> [Goal of the exercise]:
Restate the records below word for word.

### Supplied records ###

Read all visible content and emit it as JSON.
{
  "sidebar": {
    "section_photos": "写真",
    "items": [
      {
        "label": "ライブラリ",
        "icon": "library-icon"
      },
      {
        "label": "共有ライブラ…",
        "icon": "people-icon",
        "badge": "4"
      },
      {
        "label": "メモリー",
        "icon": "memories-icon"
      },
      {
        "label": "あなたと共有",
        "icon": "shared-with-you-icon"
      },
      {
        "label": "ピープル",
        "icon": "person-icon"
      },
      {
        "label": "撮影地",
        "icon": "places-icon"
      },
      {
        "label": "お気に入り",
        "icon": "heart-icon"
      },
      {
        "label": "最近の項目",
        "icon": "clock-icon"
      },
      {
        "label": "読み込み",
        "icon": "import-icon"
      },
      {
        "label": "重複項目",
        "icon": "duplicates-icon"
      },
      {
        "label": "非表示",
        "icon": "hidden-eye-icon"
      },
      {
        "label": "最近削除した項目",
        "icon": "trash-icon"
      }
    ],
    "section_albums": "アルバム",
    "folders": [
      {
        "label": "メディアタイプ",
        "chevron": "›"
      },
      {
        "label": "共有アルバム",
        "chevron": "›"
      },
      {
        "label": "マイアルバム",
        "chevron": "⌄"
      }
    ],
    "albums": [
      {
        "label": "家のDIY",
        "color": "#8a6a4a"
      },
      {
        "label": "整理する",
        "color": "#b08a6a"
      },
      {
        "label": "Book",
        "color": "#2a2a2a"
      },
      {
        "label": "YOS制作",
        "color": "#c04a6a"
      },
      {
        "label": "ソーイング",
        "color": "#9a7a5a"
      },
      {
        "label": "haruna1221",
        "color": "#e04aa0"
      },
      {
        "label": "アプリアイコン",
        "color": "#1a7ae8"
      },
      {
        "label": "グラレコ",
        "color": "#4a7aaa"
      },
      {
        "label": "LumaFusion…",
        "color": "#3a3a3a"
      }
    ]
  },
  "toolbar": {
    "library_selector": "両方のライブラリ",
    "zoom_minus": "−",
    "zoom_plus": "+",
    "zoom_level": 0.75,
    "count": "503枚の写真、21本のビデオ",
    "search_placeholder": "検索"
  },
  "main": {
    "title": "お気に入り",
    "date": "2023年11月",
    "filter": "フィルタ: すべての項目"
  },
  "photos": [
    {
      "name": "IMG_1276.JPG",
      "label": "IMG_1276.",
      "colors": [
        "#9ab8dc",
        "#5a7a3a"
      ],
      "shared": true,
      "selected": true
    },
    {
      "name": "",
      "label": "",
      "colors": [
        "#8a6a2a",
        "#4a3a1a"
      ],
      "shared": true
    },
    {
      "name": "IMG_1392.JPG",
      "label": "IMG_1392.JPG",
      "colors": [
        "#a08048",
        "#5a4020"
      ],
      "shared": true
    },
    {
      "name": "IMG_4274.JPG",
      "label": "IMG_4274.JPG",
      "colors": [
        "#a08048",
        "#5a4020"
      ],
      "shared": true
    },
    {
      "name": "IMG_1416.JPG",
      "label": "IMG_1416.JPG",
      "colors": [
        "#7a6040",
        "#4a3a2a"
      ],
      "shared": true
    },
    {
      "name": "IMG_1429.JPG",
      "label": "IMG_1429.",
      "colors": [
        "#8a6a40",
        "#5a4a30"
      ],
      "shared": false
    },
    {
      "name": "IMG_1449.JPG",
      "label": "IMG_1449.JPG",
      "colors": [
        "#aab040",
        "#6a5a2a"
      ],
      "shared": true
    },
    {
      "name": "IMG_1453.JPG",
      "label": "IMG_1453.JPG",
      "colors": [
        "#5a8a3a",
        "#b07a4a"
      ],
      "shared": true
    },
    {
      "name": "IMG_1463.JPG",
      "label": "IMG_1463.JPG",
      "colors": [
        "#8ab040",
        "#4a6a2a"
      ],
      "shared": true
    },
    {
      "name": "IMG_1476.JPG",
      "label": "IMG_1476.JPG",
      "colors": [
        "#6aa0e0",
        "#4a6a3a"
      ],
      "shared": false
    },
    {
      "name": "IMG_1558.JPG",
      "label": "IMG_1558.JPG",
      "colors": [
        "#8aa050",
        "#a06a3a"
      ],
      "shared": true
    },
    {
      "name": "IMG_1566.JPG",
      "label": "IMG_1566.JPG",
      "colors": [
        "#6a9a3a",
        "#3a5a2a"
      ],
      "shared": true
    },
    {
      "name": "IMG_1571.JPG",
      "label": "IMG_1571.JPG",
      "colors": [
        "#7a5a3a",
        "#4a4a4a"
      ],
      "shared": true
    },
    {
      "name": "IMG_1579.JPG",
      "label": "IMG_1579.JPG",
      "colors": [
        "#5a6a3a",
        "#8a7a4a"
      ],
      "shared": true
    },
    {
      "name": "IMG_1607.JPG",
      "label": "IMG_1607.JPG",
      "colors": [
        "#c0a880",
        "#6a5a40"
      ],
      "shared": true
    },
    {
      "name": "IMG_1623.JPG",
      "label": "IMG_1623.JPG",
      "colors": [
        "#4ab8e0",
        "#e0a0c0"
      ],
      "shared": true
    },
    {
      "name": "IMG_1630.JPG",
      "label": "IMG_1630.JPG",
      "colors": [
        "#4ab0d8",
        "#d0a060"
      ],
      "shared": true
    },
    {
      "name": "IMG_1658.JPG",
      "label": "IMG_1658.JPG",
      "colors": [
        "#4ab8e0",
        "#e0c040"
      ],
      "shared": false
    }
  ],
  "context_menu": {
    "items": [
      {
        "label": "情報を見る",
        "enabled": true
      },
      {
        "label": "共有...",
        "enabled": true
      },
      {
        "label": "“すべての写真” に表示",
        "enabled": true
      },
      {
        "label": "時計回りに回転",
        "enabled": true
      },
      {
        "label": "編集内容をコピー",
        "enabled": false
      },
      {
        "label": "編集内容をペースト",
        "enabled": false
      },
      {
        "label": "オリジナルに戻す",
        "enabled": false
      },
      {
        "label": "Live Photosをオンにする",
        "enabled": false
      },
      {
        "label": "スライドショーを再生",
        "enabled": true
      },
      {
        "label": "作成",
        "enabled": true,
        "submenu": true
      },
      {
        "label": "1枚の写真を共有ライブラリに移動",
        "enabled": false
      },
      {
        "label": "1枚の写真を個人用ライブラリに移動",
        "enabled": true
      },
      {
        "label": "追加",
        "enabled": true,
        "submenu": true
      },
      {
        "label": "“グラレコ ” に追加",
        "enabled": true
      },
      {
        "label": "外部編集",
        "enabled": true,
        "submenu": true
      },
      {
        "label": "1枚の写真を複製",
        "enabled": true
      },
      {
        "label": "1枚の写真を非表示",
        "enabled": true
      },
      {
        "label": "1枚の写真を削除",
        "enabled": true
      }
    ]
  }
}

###

> [Result of this exercise]:
Read all visible content and emit it as JSON.
{
  "sidebar": {
    "section_photos": "写真",
    "items": [
      {
        "label": "ライブラリ",
        "icon": "library-icon"
      },
      {
        "label": "共有ライブラ…",
        "icon": "people-icon",
        "badge": "4"
      },
      {
        "label": "メモリー",
        "icon": "memories-icon"
      },
      {
        "label": "あなたと共有",
        "icon": "shared-with-you-icon"
      },
      {
        "label": "ピープル",
        "icon": "person-icon"
      },
      {
        "label": "撮影地",
        "icon": "places-icon"
      },
      {
        "label": "お気に入り",
        "icon": "heart-icon"
      },
      {
        "label": "最近の項目",
        "icon": "clock-icon"
      },
      {
        "label": "読み込み",
        "icon": "import-icon"
      },
      {
        "label": "重複項目",
        "icon": "duplicates-icon"
      },
      {
        "label": "非表示",
        "icon": "hidden-eye-icon"
      },
      {
        "label": "最近削除した項目",
        "icon": "trash-icon"
      }
    ],
    "section_albums": "アルバム",
    "folders": [
      {
        "label": "メディアタイプ",
        "chevron": "›"
      },
      {
        "label": "共有アルバム",
        "chevron": "›"
      },
      {
        "label": "マイアルバム",
        "chevron": "⌄"
      }
    ],
    "albums": [
      {
        "label": "家のDIY",
        "color": "#8a6a4a"
      },
      {
        "label": "整理する",
        "color": "#b08a6a"
      },
      {
        "label": "Book",
        "color": "#2a2a2a"
      },
      {
        "label": "YOS制作",
        "color": "#c04a6a"
      },
      {
        "label": "ソーイング",
        "color": "#9a7a5a"
      },
      {
        "label": "haruna1221",
        "color": "#e04aa0"
      },
      {
        "label": "アプリアイコン",
        "color": "#1a7ae8"
      },
      {
        "label": "グラレコ",
        "color": "#4a7aaa"
      },
      {
        "label": "LumaFusion…",
        "color": "#3a3a3a"
      }
    ]
  },
  "toolbar": {
    "library_selector": "両方のライブラリ",
    "zoom_minus": "−",
    "zoom_plus": "+",
    "zoom_level": 0.75,
    "count": "503枚の写真、21本のビデオ",
    "search_placeholder": "検索"
  },
  "main": {
    "title": "お気に入り",
    "date": "2023年11月",
    "filter": "フィルタ: すべての項目"
  },
  "photos": [
    {
      "name": "IMG_1276.JPG",
      "label": "IMG_1276.",
      "colors": [
        "#9ab8dc",
        "#5a7a3a"
      ],
      "shared": true,
      "selected": true
    },
    {
      "name": "",
      "label": "",
      "colors": [
        "#8a6a2a",
        "#4a3a1a"
      ],
      "shared": true
    },
    {
      "name": "IMG_1392.JPG",
      "label": "IMG_1392.JPG",
      "colors": [
        "#a08048",
        "#5a4020"
      ],
      "shared": true
    },
    {
      "name": "IMG_4274.JPG",
      "label": "IMG_4274.JPG",
      "colors": [
        "#a08048",
        "#5a4020"
      ],
      "shared": true
    },
    {
      "name": "IMG_1416.JPG",
      "label": "IMG_1416.JPG",
      "colors": [
        "#7a6040",
        "#4a3a2a"
      ],
      "shared": true
    },
    {
      "name": "IMG_1429.JPG",
      "label": "IMG_1429.",
      "colors": [
        "#8a6a40",
        "#5a4a30"
      ],
      "shared": false
    },
    {
      "name": "IMG_1449.JPG",
      "label": "IMG_1449.JPG",
      "colors": [
        "#aab040",
        "#6a5a2a"
      ],
      "shared": true
    },
    {
      "name": "IMG_1453.JPG",
      "label": "IMG_1453.JPG",
      "colors": [
        "#5a8a3a",
        "#b07a4a"
      ],
      "shared": true
    },
    {
      "name": "IMG_1463.JPG",
      "label": "IMG_1463.JPG",
      "colors": [
        "#8ab040",
        "#4a6a2a"
      ],
      "shared": true
    },
    {
      "name": "IMG_1476.JPG",
      "label": "IMG_1476.JPG",
      "colors": [
        "#6aa0e0",
        "#4a6a3a"
      ],
      "shared": false
    },
    {
      "name": "IMG_1558.JPG",
      "label": "IMG_1558.JPG",
      "colors": [
        "#8aa050",
        "#a06a3a"
      ],
      "shared": true
    },
    {
      "name": "IMG_1566.JPG",
      "label": "IMG_1566.JPG",
      "colors": [
        "#6a9a3a",
        "#3a5a2a"
      ],
      "shared": true
    },
    {
      "name": "IMG_1571.JPG",
      "label": "IMG_1571.JPG",
      "colors": [
        "#7a5a3a",
        "#4a4a4a"
      ],
      "shared": true
    },
    {
      "name": "IMG_1579.JPG",
      "label": "IMG_1579.JPG",
      "colors": [
        "#5a6a3a",
        "#8a7a4a"
      ],
      "shared": true
    },
    {
      "name": "IMG_1607.JPG",
      "label": "IMG_1607.JPG",
      "colors": [
        "#c0a880",
        "#6a5a40"
      ],
      "shared": true
    },
    {
      "name": "IMG_1623.JPG",
      "label": "IMG_1623.JPG",
      "colors": [
        "#4ab8e0",
        "#e0a0c0"
      ],
      "shared": true
    },
    {
      "name": "IMG_1630.JPG",
      "label": "IMG_1630.JPG",
      "colors": [
        "#4ab0d8",
        "#d0a060"
      ],
      "shared": true
    },
    {
      "name": "IMG_1658.JPG",
      "label": "IMG_1658.JPG",
      "colors": [
        "#4ab8e0",
        "#e0c040"
      ],
      "shared": false
    }
  ],
  "context_menu": {
    "items": [
      {
        "label": "情報を見る",
        "enabled": true
      },
      {
        "label": "共有...",
        "enabled": true
      },
      {
        "label": "“すべての写真” に表示",
        "enabled": true
      },
      {
        "label": "時計回りに回転",
        "enabled": true
      },
      {
        "label": "編集内容をコピー",
        "enabled": false
      },
      {
        "label": "編集内容をペースト",
        "enabled": false
      },
      {
        "label": "オリジナルに戻す",
        "enabled": false
      },
      {
        "label": "Live Photosをオンにする",
        "enabled": false
      },
      {
        "label": "スライドショーを再生",
        "enabled": true
      },
      {
        "label": "作成",
        "enabled": true,
        "submenu": true
      },
      {
        "label": "1枚の写真を共有ライブラリに移動",
        "enabled": false
      },
      {
        "label": "1枚の写真を個人用ライブラリに移動",
        "enabled": true
      },
      {
        "label": "追加",
        "enabled": true,
        "submenu": true
      },
      {
        "label": "“グラレコ ” に追加",
        "enabled": true
      },
      {
        "label": "外部編集",
        "enabled": true,
        "submenu": true
      },
      {
        "label": "1枚の写真を複製",
        "enabled": true
      },
      {
        "label": "1枚の写真を非表示",
        "enabled": true
      },
      {
        "label": "1枚の写真を削除",
        "enabled": true
      }
    ]
  }
}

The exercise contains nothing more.